Type of Treatment
Normal Range of
3 -- 40
3 -- 15
2 -- 9
Table 2-1. Chlorine doses for different types of treatment plant effluents.
b. Trickling Filter Unit.
(1) Construction and use. A trickling filter of one kind or another is the
most common secondary treatment unit at Army wastewater plants (see Figure 2-13).
The filter medium is a bed of broken stone or slag 3 to 8 feet deep. Its holding structure
is usually concrete, although it may be brick, masonry, or wood. The filter has a
distribution system for spreading the wastewater uniformly and an underdrain system to
remove filter effluent and circulate air through the filter. The underdrain system usually
has a sloping channeled floor with slotted or open-joint vitrified-clay half tiles or blocks
directly supporting the filter medium (see Figure 2-14). Wood-grid underdrains are also
(2) Filtration process. The action of the trickling filter is not mechanical or
physical but is truly biochemical. The surfaces of the stones become coated with a
gelatinous growth or zoogleal film (more commonly known as the slime layer). This
layer of slime consists of bacteria, algae, fungi, and filth. It serves as a reservoir for an
enormous volume of wastewater and keeps the wastewater in intimate contact with air

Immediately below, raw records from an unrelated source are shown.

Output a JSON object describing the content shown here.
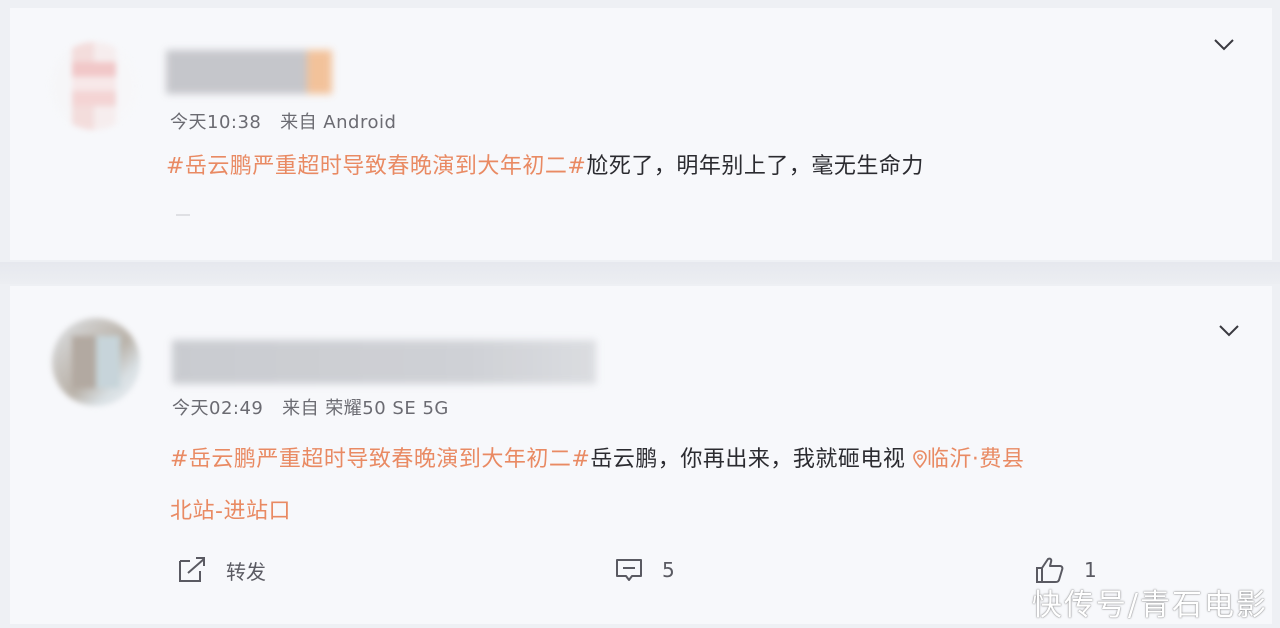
{
  "posts": [
    {
      "time": "今天10:38",
      "source": "来自 Android",
      "hashtag": "#岳云鹏严重超时导致春晚演到大年初二#",
      "text": "尬死了，明年别上了，毫无生命力"
    },
    {
      "time": "今天02:49",
      "source": "来自 荣耀50 SE 5G",
      "hashtag": "#岳云鹏严重超时导致春晚演到大年初二#",
      "text": "岳云鹏，你再出来，我就砸电视",
      "location_line1": "临沂·费县",
      "location_line2": "北站-进站口"
    }
  ],
  "actions": {
    "repost_label": "转发",
    "comment_count": "5",
    "like_count": "1"
  },
  "watermark": "快传号/青石电影",
  "colors": {
    "accent": "#e98a63",
    "text": "#2b2b30",
    "meta": "#6b6b72"
  }
}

and aerobic bacteria as it passes through the filter. Most of the filter consists of
bacteria, which decomposes most of the organic waste into nitrates and is used as fuel.
Protozoa feed on the bacteria, including the coliform bacteria Escherichia coli (E. coli).
The bacteria content of the wastewater is thereby reduced by 50 to 70 percent as the
wastewater passes through an efficient trickling filter bed. Fungi, although it treats the
waste, is not as functional. Algae, which grow on top of the filter, do a limited amount of
treatment. The waste flows over and partly through the slime. Colloidal, dissolved, and
suspended organic matter passes to the underdrains and is converted into nitrates and
used as fuel or food. For the filter to work, it must have enough oxygen. The oxygen is
received from the wastewater and the air that circulates through the spaces between
the media slime. These spaces or channels must be kept open to supply oxygen (rapid
oxidation) to the slime and allow the waste to trickle through the filter. While the outside
part of the biological slime is aerobic, there is a dark gray or black layer next to the
media that is anaerobic. This layer occurs because the slime becomes thick enough to